Wolves feel the crunch
the predator management programme in the managed forests of the us state of Alaska has aroused an age-old ecological debate. A report prepared by the National Research Council, the principal operating arm of the us National Academies of Sciences and Engineering, says that wildlife managers in Alaska may be able to temporarily increase populations of moose and caribou for hunters by killing off a large number of wolves in designated areas over a span of several years. But shortcomings of previous predator control programmes make it impossible to determine whether wolf or bear reduction programmes are effective in the long run, the report says.
Earlier programmes have not adequately considered the importance of habitat and weather changes. Nor have they included the analyses necessary to determine whether the programmes helped hunters or benefited the state's economy.
The council was called upon by Alaska to examine the scientific and economic bases of its predator management programmes, to identify loopholes, and to improve scientific understanding of the predator-prey interaction. "Except in cases where predator reduction has been substantial and sustained, it is difficult to determine whether most predator control experiments in Alaska have achieved their ultimate goal of improving hunting," said committee chairperson Gordon Orians, professor emeritus of zoology, University of Washington, Seattle. "By improving the design and monitoring of its predator control efforts, the state can close some of the gaps in understanding and help assure the public that it has considered all of the relevant information and interpreted it appropriately."
Wildlife management in Alaska includes any action designed to alter populations, such as culling, relocating or sterilising wolves and bears. Alaska has not conducted wolf or bear reduction programmes since 1994. Hunting has long been part of Alaska's culture, both for subsistence and for recreation.

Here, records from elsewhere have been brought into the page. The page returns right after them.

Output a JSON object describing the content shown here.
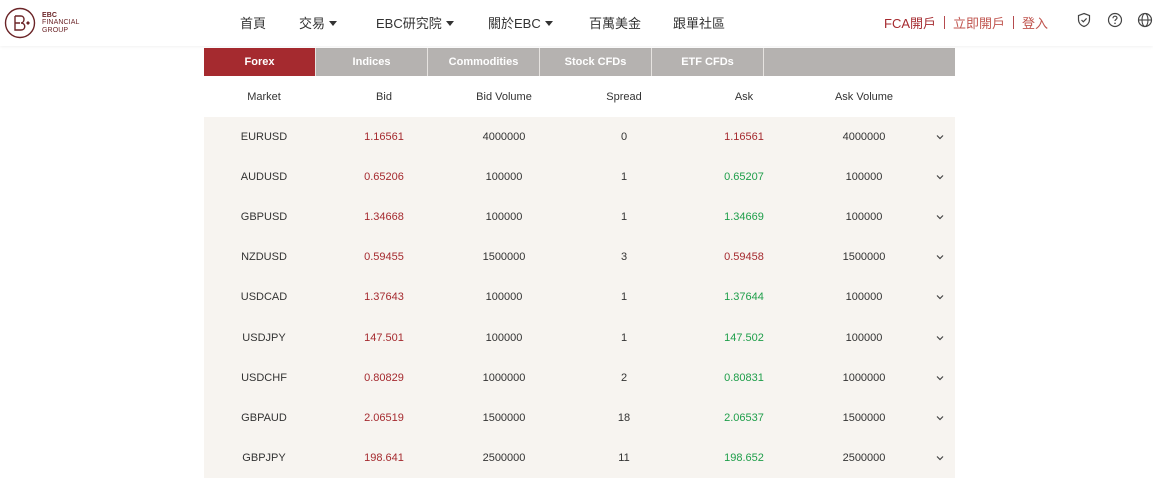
{
  "brand": {
    "logo_line1": "EBC",
    "logo_line2": "FINANCIAL",
    "logo_line3": "GROUP",
    "color": "#6b2427"
  },
  "nav": {
    "items": [
      {
        "label": "首頁",
        "dropdown": false
      },
      {
        "label": "交易",
        "dropdown": true
      },
      {
        "label": "EBC研究院",
        "dropdown": true
      },
      {
        "label": "關於EBC",
        "dropdown": true
      },
      {
        "label": "百萬美金",
        "dropdown": false
      },
      {
        "label": "跟單社區",
        "dropdown": false
      }
    ]
  },
  "account": {
    "fca": "FCA開戶",
    "open": "立即開戶",
    "login": "登入"
  },
  "header_icons": [
    "shield-check-icon",
    "help-icon",
    "globe-icon"
  ],
  "tabs": [
    {
      "label": "Forex",
      "active": true
    },
    {
      "label": "Indices",
      "active": false
    },
    {
      "label": "Commodities",
      "active": false
    },
    {
      "label": "Stock CFDs",
      "active": false
    },
    {
      "label": "ETF CFDs",
      "active": false
    }
  ],
  "table": {
    "headers": {
      "market": "Market",
      "bid": "Bid",
      "bid_volume": "Bid Volume",
      "spread": "Spread",
      "ask": "Ask",
      "ask_volume": "Ask Volume"
    },
    "rows": [
      {
        "market": "EURUSD",
        "bid": "1.16561",
        "bid_volume": "4000000",
        "spread": "0",
        "ask": "1.16561",
        "ask_volume": "4000000",
        "ask_dir": "down"
      },
      {
        "market": "AUDUSD",
        "bid": "0.65206",
        "bid_volume": "100000",
        "spread": "1",
        "ask": "0.65207",
        "ask_volume": "100000",
        "ask_dir": "up"
      },
      {
        "market": "GBPUSD",
        "bid": "1.34668",
        "bid_volume": "100000",
        "spread": "1",
        "ask": "1.34669",
        "ask_volume": "100000",
        "ask_dir": "up"
      },
      {
        "market": "NZDUSD",
        "bid": "0.59455",
        "bid_volume": "1500000",
        "spread": "3",
        "ask": "0.59458",
        "ask_volume": "1500000",
        "ask_dir": "down"
      },
      {
        "market": "USDCAD",
        "bid": "1.37643",
        "bid_volume": "100000",
        "spread": "1",
        "ask": "1.37644",
        "ask_volume": "100000",
        "ask_dir": "up"
      },
      {
        "market": "USDJPY",
        "bid": "147.501",
        "bid_volume": "100000",
        "spread": "1",
        "ask": "147.502",
        "ask_volume": "100000",
        "ask_dir": "up"
      },
      {
        "market": "USDCHF",
        "bid": "0.80829",
        "bid_volume": "1000000",
        "spread": "2",
        "ask": "0.80831",
        "ask_volume": "1000000",
        "ask_dir": "up"
      },
      {
        "market": "GBPAUD",
        "bid": "2.06519",
        "bid_volume": "1500000",
        "spread": "18",
        "ask": "2.06537",
        "ask_volume": "1500000",
        "ask_dir": "up"
      },
      {
        "market": "GBPJPY",
        "bid": "198.641",
        "bid_volume": "2500000",
        "spread": "11",
        "ask": "198.652",
        "ask_volume": "2500000",
        "ask_dir": "up"
      }
    ]
  },
  "colors": {
    "accent": "#a52a2f",
    "up": "#1e9e4a",
    "down": "#a52a2f",
    "tab_inactive": "#b5b2b0",
    "row_bg": "#f7f4f0"
  }
}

Wolves and bears naturally limit moose and caribou populations. Reducing wolf numbers dramatically - by as much as 40 per cent or more for at least four - years has increased the availability of prey over the short term. However, the methods that have been used in the past to achieve such reductions, including hunting and poisoning, are no longer acceptable in Alaska, where voters approved a ban on aerial hunting last year. There is an inadequacy of data to assess the effectiveness of non-lethal methods, such as sterilisation or feeding programmes, to divert predators from prey, the report adds.
Despite considerable public investment in planning, designing and implementation of several predator control programmes in recent decades, they have not been designed and monitored to evaluate their success rates, the report says. Of the 11 predator reduction programmes in Alaska and Canada that were examined by the committee, only two assessed whether availability of prey improved after the predator population was reduced. In just five of the 11 cases was there any attempt to measure whether the population density of moose and caribou had increased.